Tonight, Oct. 6, the Southern Pottery is hosting a reception from 6-9 p.m. for Cardinal Newman presents “Southern Icons,” hand-built clay works depicting social, religious, and cultural traditions through the eyes of teenagers. I know, it's First Thursday on Main, and there are shows at 80808 and City Art, too. But if you're a time-management wiz, you might be able to hit all of them.

And Friday, Oct. 7, the Southern Pottery will host another reception from 6-9 p.m. to celebrate “We Are Here,” clay and fiber works by Leanne Pizio and Paige Cox depicting aliens, UFOs, and quirky extraterrestrial visitors. Also on Friday, visitors to Southern Pottery are invited to participate in the “Made in China” mug swap. Those who donate their intact Chinese-made mugs (limit 4) will receive 20 percent off an American handcrafted mug.

The following week, on Friday, Oct. 14, Southern Pottery will feature artist demonstrations by Tuula Ihamaki-Widdifield and Susan Tondreau-Dwyer from 6-8 p.m. And on Saturday, Oct. 15, you can enjoy more demonstrations by Diane Gilbert and Paul Moore from 12-2 p.m.

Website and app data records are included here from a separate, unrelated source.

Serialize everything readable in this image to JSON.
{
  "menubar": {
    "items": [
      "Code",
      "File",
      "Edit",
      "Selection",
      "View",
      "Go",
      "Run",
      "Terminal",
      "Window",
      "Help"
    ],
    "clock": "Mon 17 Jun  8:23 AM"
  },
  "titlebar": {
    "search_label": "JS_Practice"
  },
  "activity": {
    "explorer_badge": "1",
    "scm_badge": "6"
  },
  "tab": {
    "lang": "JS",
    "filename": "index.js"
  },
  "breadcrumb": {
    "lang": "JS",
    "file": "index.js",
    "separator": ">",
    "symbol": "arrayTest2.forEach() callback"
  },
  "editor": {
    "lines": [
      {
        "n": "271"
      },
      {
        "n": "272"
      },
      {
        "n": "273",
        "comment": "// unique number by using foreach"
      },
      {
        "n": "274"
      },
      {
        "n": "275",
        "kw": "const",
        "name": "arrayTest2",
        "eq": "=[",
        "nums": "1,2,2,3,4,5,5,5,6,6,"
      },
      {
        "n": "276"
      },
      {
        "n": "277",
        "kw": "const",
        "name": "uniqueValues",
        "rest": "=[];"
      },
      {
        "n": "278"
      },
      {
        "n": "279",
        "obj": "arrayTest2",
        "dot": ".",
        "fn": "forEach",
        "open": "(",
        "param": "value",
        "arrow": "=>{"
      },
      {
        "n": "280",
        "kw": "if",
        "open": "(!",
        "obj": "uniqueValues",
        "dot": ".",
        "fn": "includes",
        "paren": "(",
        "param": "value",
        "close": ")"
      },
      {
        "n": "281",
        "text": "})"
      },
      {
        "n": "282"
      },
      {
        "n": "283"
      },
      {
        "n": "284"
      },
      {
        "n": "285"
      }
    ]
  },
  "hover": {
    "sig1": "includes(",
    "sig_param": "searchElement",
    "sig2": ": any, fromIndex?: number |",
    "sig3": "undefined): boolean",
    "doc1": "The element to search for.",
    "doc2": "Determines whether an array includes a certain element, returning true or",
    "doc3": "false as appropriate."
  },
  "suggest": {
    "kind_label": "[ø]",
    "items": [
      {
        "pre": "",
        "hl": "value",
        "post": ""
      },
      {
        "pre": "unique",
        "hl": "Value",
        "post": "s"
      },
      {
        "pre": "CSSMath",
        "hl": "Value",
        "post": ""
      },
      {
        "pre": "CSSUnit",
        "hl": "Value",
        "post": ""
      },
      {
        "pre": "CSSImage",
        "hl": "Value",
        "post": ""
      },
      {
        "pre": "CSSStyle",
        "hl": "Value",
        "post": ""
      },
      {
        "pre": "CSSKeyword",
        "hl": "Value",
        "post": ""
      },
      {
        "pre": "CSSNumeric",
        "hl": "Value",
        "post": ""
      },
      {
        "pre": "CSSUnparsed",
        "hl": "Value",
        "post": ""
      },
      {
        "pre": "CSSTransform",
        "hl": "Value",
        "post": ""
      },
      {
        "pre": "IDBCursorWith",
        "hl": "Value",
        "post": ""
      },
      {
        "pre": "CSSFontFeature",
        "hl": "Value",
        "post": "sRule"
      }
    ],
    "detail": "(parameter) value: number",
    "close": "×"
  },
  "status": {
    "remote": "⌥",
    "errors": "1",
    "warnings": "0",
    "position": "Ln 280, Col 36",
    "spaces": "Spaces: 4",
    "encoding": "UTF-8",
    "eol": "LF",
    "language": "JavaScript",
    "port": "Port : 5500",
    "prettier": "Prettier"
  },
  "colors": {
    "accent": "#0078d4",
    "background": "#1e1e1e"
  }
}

Who knew? I urge you to check out some of this awesome clay-oriented action over the next 10 days. For details, visit www.southern-pottery.com or call the gallery at 803-251-3001. And tell them that Jasper sent you.

-- Kristine Hartvigsen

(Kristine Hartvigsen is an associate editor for Jasper Magazine. Read more of Kristine's work at www.jaspercolumbia.com)